### Exercise prompt:
Search the material for "subscriber" and show all lines that contain it.

### Raw data:
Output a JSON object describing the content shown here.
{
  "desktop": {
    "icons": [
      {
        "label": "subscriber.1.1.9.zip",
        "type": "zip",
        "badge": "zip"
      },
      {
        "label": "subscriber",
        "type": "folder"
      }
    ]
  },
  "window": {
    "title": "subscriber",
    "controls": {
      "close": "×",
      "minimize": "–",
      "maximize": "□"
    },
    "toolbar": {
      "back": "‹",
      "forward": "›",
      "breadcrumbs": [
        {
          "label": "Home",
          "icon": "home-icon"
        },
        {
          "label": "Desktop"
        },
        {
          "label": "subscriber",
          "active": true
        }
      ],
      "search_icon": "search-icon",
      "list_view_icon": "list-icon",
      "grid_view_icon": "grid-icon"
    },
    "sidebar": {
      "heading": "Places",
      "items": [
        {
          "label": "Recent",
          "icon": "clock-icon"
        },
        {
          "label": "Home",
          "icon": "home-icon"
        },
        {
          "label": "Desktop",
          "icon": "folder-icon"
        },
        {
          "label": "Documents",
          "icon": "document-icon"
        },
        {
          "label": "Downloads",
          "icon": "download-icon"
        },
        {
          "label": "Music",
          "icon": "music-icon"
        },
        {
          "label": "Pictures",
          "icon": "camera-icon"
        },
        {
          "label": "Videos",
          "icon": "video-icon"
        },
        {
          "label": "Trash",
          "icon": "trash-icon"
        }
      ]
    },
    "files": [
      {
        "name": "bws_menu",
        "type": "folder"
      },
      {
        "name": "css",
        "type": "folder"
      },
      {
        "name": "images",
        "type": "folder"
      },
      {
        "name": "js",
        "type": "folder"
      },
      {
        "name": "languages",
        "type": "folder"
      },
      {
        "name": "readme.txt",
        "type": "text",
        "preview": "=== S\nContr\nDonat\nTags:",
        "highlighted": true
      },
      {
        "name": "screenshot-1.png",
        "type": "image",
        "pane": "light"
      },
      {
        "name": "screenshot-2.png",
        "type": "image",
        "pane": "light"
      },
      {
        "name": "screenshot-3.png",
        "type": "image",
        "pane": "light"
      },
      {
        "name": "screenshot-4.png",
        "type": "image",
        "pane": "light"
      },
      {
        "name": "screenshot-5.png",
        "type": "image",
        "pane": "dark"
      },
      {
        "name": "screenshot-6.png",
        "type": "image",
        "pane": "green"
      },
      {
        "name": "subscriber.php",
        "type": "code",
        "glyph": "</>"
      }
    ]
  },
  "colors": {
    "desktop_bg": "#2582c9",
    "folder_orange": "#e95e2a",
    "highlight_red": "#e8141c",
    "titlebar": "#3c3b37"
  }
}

### Solution to the exercise:
        "label": "subscriber.1.1.9.zip",
        "label": "subscriber",
    "title": "subscriber",
          "label": "subscriber",
        "name": "subscriber.php",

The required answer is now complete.